Requirement: Report the number of lines in the records below that contain the word "Chapter", and nothing more.

Record excerpts:
+++
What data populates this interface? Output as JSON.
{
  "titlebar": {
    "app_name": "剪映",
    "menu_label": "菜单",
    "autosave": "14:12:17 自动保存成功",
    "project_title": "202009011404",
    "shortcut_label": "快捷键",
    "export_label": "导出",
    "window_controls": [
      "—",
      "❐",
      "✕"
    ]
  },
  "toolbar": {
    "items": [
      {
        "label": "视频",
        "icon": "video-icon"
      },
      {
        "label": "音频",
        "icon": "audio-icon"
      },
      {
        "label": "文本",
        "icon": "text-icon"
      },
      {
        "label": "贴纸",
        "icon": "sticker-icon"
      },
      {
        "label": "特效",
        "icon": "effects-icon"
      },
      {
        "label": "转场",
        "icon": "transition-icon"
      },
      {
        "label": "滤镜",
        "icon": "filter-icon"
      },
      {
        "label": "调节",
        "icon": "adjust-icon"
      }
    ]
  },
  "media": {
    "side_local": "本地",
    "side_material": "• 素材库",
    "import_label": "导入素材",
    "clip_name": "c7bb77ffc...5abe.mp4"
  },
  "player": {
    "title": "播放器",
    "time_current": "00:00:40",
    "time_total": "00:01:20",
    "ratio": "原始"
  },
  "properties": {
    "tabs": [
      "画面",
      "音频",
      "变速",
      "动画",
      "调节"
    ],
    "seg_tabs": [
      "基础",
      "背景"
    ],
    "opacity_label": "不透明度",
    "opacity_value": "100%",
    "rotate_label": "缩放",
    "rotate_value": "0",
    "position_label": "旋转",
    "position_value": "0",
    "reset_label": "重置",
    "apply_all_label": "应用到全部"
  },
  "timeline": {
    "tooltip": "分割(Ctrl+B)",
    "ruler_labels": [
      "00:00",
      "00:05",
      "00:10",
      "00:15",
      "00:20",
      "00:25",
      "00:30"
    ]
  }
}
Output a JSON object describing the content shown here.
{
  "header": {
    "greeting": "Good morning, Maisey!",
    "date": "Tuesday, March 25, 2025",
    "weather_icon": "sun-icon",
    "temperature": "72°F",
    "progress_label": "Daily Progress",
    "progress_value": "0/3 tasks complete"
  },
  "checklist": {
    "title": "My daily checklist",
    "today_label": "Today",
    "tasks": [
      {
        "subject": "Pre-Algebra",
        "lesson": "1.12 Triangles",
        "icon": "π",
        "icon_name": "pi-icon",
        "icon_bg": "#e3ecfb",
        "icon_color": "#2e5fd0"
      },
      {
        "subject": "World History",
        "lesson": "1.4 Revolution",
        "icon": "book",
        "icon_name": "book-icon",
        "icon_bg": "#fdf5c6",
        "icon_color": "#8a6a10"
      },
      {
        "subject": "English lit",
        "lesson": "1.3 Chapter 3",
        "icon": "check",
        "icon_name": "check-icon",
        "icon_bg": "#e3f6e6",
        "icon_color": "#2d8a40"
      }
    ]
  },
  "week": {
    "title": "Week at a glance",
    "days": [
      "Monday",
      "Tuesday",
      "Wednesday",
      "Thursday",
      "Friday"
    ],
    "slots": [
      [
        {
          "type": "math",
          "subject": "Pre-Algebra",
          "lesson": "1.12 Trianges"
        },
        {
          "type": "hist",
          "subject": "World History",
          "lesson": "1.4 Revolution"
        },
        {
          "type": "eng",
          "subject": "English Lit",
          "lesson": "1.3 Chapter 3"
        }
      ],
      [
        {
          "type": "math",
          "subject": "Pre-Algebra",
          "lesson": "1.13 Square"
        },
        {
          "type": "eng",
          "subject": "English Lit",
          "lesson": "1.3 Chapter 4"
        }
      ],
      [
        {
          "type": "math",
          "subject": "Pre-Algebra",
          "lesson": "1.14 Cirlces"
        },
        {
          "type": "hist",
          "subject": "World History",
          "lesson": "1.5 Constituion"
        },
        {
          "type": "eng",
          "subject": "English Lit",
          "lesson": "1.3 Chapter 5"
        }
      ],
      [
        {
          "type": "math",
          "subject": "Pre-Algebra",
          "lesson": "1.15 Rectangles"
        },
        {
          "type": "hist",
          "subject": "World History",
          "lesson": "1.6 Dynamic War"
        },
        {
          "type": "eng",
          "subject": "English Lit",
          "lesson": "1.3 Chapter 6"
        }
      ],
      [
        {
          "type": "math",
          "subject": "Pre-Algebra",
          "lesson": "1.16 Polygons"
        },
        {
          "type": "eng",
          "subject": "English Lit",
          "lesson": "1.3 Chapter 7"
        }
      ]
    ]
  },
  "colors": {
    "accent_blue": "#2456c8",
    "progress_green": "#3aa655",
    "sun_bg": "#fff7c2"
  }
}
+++
Output for this exercise: 6